The Queen’s Ballroom (known as the Kuppelsal – Dome Hall – in Danish) above the portico dates back to when the east wing was built in 1680­–83.

The original, richly ornamented stucco ceiling has been preserved, brimming with figures, sphinxes and other ornaments representing strength, wisdom and honour. 

When the Academy moved into the buildings in 1753, the Queen’s Ballroom served as the setting for the Academy’s assemblies. Decorated with works from the Academy art collection, the hall was also used for celebrations and exhibitions.

Today it serves as the assembly room of the Academy Council (Akademiraadet) and is used for representative functions.
More about the Academy Council’s art collection: 


The Assembly Hall (Festsalen) was originally the Great Hall of Charlottenborg Palace. When Charlottenborg was taken over by the Royal Academy of Fine Arts in 1754 the hall was transformed to serve an educational purpose: it became the Hall of Antiquities (or Hall of Figures), where a wealth of casts of ancient statues and busts were on display.

However, the hall was not just used as a place for instructing prospective artists: it was also a source of edification and education for the nobility and for the emerging middle class; an aesthetic and ethical platform. It was often referred to as “The Museum” and indeed acted as such.

In 1883 the museum function was moved to the new exhibition building – the present-day Kunsthal Charlottenborg. The museum was closed around 1900, at which point half of the 1,100 plaster casts became part of the Royal Cast Collection housed at the newly built National Gallery of Denmark (Statens Museum for Kunst – SMK). Around this time the hall got its current name: the Assembly Hall (Festsalen).

In 1827 the Assembly Hall was remodelled by the architect C.F. Hansen, which meant that its dramatic original Baroque interior gave way to a Classicist style.

Today, the interior includes copies of the Parthenon frieze. C.F. Hansen originally installed the frieze on the two shorter walls in the room in 1827, but after a restoration process in 1962 the frieze was installed on all four walls. The 1962 restoration also opened up the lower windows in the hall; these had presumably been walled up since 1753.

The Assembly Hall is now used for teaching, lectures, conferences, etc., and is rented out for events. More details on rental can be found here

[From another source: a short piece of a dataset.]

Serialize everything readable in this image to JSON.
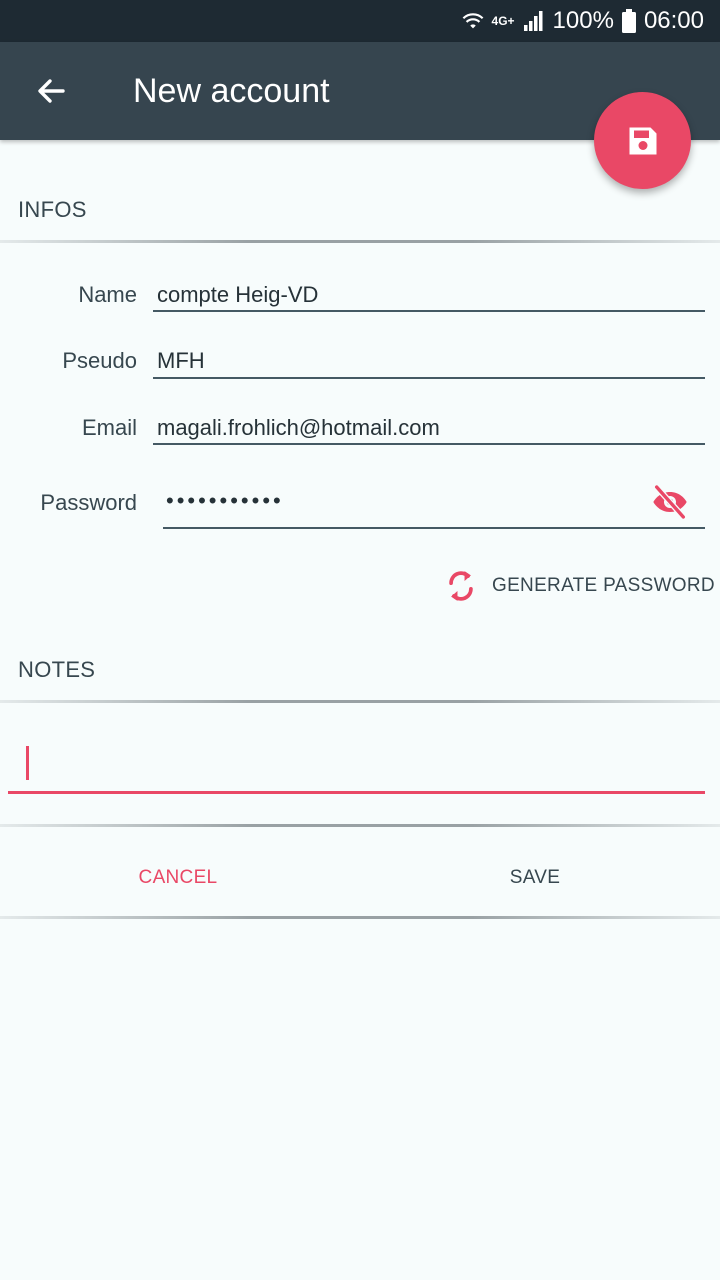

This staircase dates back to when Charlottenborg was first built. A 1699 inventory describes it as “the great Italian staircase”; plans from 1716 just refers to it as ”die grosse Treppe” – German for “the large staircase”. 

Here, the term “Italian” designates an internal staircase rather than an external one. Around 1700 more than one such staircase could be found at Charlottenborg, but the one in the south wing was the largest, hence “the great Italian staircase.” Today its official name is simply “The Italian Staircase”.

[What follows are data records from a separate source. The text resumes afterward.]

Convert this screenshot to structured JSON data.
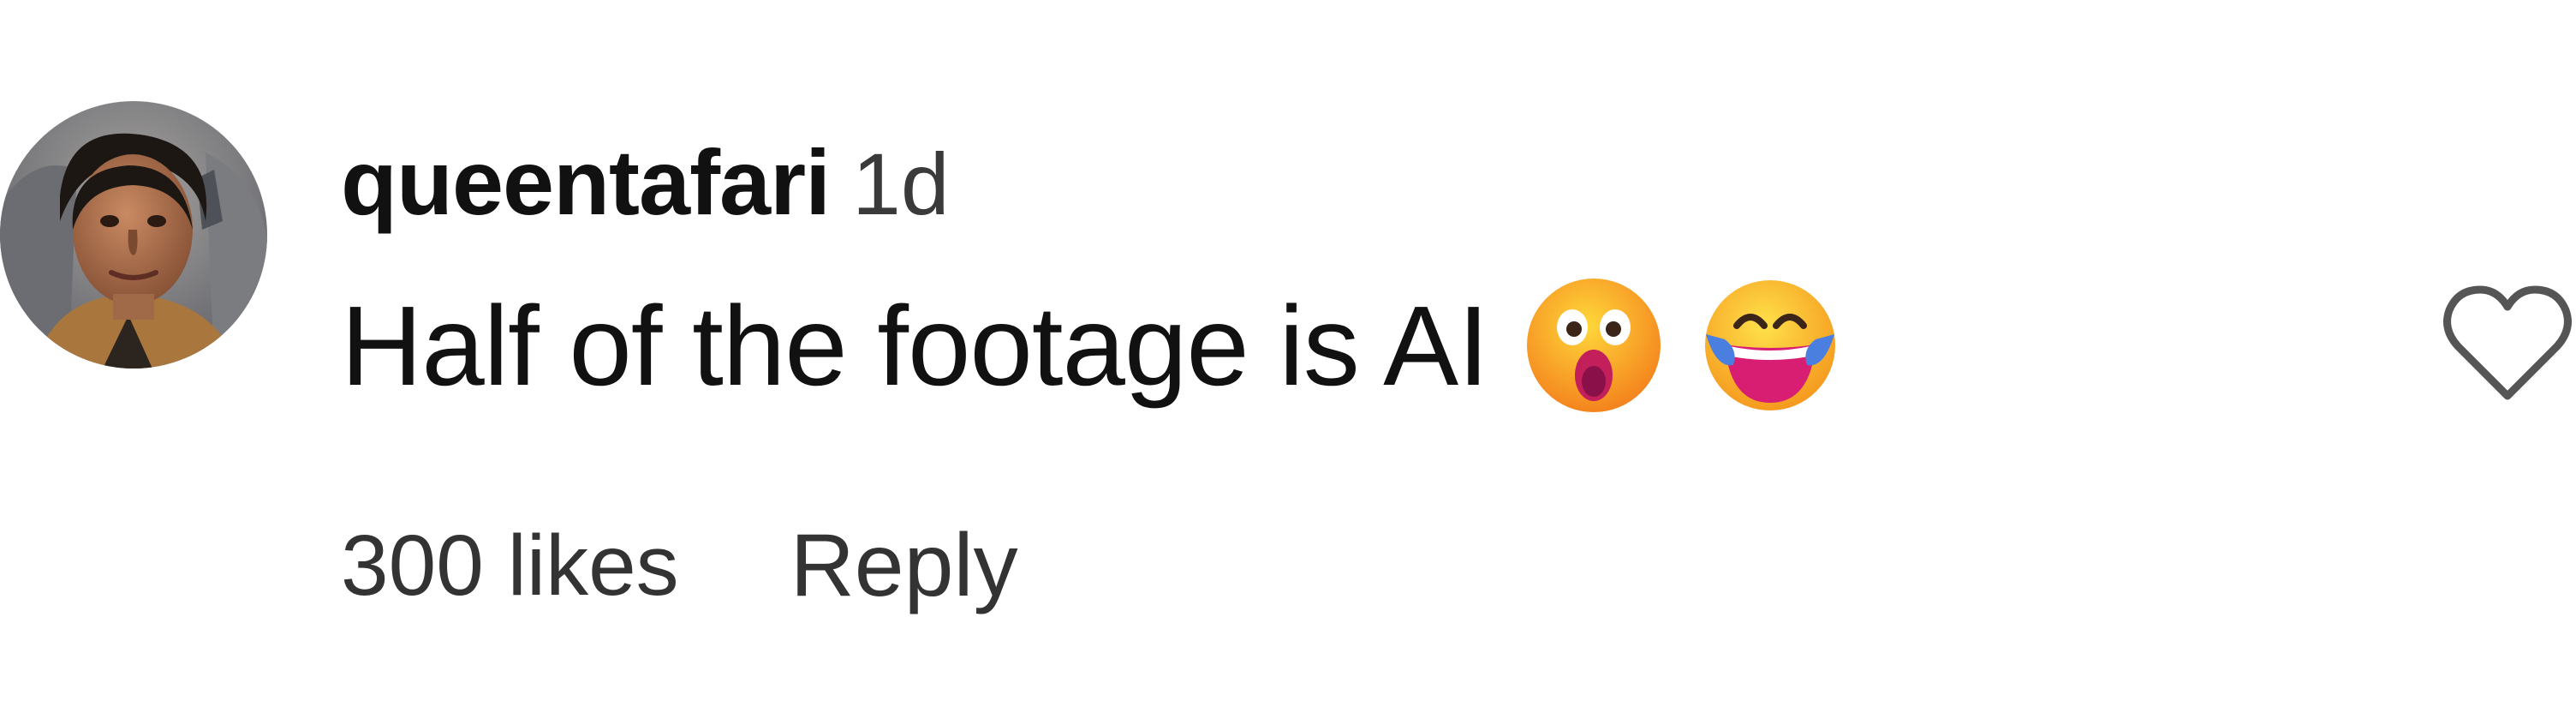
{
  "comment": {
    "username": "queentafari",
    "timestamp": "1d",
    "text": "Half of the footage is AI",
    "emojis": [
      "astonished-face-emoji",
      "face-with-tears-of-joy-emoji"
    ],
    "likes_label": "300 likes",
    "reply_label": "Reply",
    "avatar_icon": "user-avatar",
    "like_icon": "heart-outline-icon"
  },
  "colors": {
    "text": "#111111",
    "secondary_text": "#333333",
    "heart_stroke": "#555555",
    "background": "#ffffff"
  }
}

The Danish navy’s shipyard in Bremerholm was expanded in the second half of the sixteenth century: Christian III ordered the construction of a long rope-making facility that stretched all the way from the harbour to Kongens Nytorv.

A remnant of this historic building, The Yellow Wing (Den Gule Længe), now houses the School of Sculpture Charlottenborg. 

The Old Sail and Rope Stores (Garnmagasinet) next to the Yellow Wing date back from the time of Frederik II and earned their name from their usage: They were originally used to store the navy’s sails and later to store rope.

Today the building is home to studio workshops for the School of Painting and the School of Graphic Arts.

- Fuchs, Anneli & Salling, Emma (red.), KUNSTAKADEMIET 1754-2004, bind III, Det Kongelige Akademi for de Skønne Kunster & Arkitekternes Forlag 2004   
- Frederiksen, Nanna Kronberg, Thorvaldsens bolig, værksted og museum på Kunstakademiet,, 2014
- Pape, Carsten: Enevældens København, Historier og byvandringer, Systime 2015,